Colombian government executed the most massive data analysis in history to locate vulnerable populations to include them in the social safety net. The result is the design of a Non'conditional Cash Transfer to cover vulnerable households that are not eligible for other programs like Familias en Acción, Jóvenes en Acción, Colombia Mayor, in others. This program is called Ingreso Solidario, and it is intended to help vulnerable populations cope with the risk associated with losing jobs due to COVID 19 pandemic. This evaluation will shed light in two directions: first, it will tell to the government how the program helped the beneficiaries to overcome the adverse effects of the stay-at-home policy on some welfare-related outcomes, and second, understand how this kind of programs could allow the vulnerable population improves financial inclusion conditions. The latter will guide the government to improve the channels to reach vulnerable and poor households more effectively.
Did Ingresos Solidario Reduce Mobility?
Restrictions to mobility were, across the globe, paramount policies to reduce the spread of COVID-19. However, this kind of measure is hard to obey, especially for informal and vulnerable populations due to their income generation process.
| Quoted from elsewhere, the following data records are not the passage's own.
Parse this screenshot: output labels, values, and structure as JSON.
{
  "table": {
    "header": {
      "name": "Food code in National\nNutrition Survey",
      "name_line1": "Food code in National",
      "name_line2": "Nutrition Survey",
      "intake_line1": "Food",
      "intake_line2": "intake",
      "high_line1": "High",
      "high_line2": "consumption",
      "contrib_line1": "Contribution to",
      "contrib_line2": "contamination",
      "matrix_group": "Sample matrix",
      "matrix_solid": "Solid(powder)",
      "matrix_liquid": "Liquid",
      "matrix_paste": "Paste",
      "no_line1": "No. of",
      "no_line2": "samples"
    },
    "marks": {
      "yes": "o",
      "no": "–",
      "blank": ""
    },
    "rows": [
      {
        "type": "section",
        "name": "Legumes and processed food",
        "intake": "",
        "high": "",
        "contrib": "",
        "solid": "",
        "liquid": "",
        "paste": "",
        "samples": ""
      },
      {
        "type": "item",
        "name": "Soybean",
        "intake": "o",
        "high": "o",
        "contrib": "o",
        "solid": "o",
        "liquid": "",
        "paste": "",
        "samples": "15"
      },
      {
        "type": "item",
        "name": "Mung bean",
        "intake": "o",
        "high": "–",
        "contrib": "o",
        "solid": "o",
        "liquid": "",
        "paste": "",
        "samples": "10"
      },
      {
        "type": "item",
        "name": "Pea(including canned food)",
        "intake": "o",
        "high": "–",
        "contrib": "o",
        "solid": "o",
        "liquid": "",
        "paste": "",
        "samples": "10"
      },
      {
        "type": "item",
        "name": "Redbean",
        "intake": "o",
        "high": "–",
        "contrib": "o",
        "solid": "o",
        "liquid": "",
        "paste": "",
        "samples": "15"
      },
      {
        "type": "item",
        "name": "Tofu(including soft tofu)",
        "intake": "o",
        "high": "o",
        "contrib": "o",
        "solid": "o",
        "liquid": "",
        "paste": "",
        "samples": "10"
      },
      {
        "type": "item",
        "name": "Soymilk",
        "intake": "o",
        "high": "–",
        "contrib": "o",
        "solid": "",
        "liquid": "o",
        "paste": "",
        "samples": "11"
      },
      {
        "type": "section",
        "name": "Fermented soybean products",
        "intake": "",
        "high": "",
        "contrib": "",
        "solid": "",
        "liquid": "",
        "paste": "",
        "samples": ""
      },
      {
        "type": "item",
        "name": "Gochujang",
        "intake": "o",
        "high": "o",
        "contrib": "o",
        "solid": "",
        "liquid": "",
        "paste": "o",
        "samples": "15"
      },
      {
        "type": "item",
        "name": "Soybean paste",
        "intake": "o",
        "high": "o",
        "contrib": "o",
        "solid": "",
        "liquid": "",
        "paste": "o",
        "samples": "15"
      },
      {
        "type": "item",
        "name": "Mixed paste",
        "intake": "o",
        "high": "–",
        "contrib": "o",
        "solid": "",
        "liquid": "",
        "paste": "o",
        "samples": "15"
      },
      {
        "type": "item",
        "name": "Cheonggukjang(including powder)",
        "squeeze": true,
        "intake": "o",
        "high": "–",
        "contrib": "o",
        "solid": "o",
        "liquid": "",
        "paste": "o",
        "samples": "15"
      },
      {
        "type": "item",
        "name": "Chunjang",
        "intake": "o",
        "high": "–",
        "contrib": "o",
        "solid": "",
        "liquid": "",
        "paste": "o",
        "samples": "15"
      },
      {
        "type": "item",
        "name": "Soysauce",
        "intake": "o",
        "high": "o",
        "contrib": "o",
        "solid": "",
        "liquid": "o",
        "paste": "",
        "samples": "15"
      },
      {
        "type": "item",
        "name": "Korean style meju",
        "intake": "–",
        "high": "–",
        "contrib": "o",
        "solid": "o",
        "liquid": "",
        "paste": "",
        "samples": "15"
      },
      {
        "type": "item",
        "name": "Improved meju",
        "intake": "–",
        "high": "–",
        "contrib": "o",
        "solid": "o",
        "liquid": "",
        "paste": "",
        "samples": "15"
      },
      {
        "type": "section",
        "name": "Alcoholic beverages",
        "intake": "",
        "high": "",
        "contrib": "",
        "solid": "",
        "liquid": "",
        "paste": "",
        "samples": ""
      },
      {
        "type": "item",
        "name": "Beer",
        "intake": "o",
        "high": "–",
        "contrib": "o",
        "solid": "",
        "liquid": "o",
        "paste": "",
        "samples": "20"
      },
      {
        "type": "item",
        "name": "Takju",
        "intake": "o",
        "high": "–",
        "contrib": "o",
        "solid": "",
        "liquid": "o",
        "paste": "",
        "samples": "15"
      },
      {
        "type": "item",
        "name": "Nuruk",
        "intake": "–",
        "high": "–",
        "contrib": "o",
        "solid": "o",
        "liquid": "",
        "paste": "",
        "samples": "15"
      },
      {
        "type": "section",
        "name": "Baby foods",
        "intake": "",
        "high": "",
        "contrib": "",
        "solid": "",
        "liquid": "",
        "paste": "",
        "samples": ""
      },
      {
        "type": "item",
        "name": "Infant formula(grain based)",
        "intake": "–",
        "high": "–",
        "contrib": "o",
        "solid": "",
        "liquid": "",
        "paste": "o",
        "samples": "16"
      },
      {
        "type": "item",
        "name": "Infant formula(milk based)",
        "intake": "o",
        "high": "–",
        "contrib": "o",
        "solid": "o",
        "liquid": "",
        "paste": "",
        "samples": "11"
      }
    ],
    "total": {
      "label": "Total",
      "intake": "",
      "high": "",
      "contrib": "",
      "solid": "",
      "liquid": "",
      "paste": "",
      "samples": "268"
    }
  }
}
Colombian government designed a Non'conditional Cash Transfer program to cover those informal and vulnerable households that are not eligible for other programs like Familias en Acción, Jóvenes en Acción, Colombia Mayor, in others. Using mobile phone data from Grandata and UNDP, we would like to test if the program implied a reduction in mobility exploiting variation from Ingreso Solidario's beneficiaries' geographic location. This evidence will shed light on how the program helped or not its beneficiaries in reducing exposure to the virus. A potential transmission channel is through a reduction of the need to go out to generate income. This transmission channel will be tested in the impact evaluation.
Also, the plugin can be downloaded from here.
A four-variate likelihood function using Stata is provided in the following link:
- 22nd Latin American and Caribbean Economic Association (LACEA) and Latin American Meeting of the Econometric Society (LAMES). Buenos Aires, Argentina 2017
- International Economics Association - World Congress. Mexico D.F. Mexico. 2017
- Allied Social Science Association (ASSA) Meeting, Philadelphia, Pennsylvania. USA. 2018
Calle 26 # 13 -19, piso 36